In the currency market, the U.S. dollar is trading in the 142 yen-range
Asian stock markets are trading mixed on Monday, after the broadly negative signals from Wall Street on Friday, as traders responded to data showing less than expected employment growth in the U.S. and Canada in July, which eased concerns about the outlook for interest rates and increased expectations the central banks will soon end their policy tightening. Most economists still expect another pause in interest rate hikes. Asian markets finished mostly higher on Friday.
With the labour market very resilient, wages increasing solidly, and core inflation well above the Federal Reserve’s target, odds are better than 50-50 that the Federal Reserve makes another quarter percentage point rate hike in H2 2023, most probably at the Fed’s November 1 decision, said Bill Adams, Chief Economist for Comerica Bank.
The Australian stock market is a bit lower on Monday, giving up the gains in the earlier session, with the benchmark S&P/ASX 200 staying above the 7,300 mark, after the broadly negative signals from Wall Street on Friday, weighed down by weakness in iron miners and financial stocks.
The benchmark S&P/ASX 200 Index is declining 26.70 points or 0.36 percent to 7,298.60, after reaching a low of 7,297.90 earlier.

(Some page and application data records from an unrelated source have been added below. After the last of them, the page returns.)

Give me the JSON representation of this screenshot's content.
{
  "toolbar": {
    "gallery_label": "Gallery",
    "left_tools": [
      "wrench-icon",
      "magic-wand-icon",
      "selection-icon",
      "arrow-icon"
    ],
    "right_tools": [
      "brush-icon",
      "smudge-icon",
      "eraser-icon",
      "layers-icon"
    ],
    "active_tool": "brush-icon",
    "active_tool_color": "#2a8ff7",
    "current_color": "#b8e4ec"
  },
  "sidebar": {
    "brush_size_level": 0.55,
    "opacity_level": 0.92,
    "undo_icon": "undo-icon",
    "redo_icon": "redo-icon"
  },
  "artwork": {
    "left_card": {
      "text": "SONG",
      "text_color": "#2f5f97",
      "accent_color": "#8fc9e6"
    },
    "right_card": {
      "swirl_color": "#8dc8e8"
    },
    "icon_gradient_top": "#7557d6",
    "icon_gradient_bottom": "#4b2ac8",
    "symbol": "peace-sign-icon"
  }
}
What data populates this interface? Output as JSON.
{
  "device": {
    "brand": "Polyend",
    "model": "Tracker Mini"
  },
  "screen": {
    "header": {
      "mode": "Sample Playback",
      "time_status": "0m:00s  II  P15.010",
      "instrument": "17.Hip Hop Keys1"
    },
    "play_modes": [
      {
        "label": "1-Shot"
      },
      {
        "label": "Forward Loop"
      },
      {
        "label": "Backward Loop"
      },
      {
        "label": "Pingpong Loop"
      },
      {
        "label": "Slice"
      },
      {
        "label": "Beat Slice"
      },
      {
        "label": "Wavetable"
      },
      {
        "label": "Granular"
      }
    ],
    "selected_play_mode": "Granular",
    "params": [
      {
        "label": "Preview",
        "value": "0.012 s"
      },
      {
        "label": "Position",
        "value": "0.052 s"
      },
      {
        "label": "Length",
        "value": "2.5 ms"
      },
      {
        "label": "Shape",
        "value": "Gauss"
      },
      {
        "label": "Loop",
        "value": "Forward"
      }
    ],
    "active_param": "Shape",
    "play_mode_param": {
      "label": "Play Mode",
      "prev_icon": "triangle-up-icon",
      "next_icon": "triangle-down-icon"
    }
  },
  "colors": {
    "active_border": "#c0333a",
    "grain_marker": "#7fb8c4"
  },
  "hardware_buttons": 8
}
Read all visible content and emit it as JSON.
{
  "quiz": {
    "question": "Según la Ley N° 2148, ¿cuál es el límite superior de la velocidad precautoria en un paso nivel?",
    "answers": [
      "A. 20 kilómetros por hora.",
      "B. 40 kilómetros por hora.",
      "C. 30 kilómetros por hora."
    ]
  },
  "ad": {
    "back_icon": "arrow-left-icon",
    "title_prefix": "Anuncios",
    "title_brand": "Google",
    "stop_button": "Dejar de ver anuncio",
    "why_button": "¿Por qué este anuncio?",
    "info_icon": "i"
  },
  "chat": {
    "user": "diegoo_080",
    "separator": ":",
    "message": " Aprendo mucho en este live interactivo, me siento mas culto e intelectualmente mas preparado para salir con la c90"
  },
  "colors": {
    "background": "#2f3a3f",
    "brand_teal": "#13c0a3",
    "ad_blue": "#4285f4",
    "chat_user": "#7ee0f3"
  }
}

The broader All Ordinaries Index is 25.30 points or 0.34 percent lower to 7,510.60. Australian stocks finished modestly up on Friday.
The Japanese stock market is trading relatively flat with a negative bias on Monday, after the marginal gains in the earlier session, with the Nikkei 225 staying above the 32,100 mark, after the broadly negative signals from Wall Street on Friday, with weakness across most sectors, led by technology stocks and index heavyweights.
The benchmark Nikkei 225 Index finished the morning session at 32,190.31, down 2.44 or 0.01 percent, after reaching a low of 31,830.23 earlier. Japanese shares closed marginally higher on Friday.
In the currency market, the U.S. dollar is trading in the 142 yen-range on Monday.
New Zealand, China and Hong Kong are lower by between 0.1 and 0.5 percent each, while Singapore, Malaysia, Taiwan and Indonesia are higher by between 0.1 and 0.8 percent each. South Korea is comparatively flat.
On Wall Street, stocks saw considerable volatility during Friday trading, as traders digested the Labor Department’s closely followed monthly jobs report. The major averages showed wild swings across the unchanged line.
The major averages finally ended the day in negative territory. The Dow declined 150.27 points or 0.4 percent to 35,065.62, the Nasdaq dropped 50.48 points or 0.4 percent to 13,909.24 and the S&P 500 slipped 23.86 points or 0.5 percent to 4,478.03.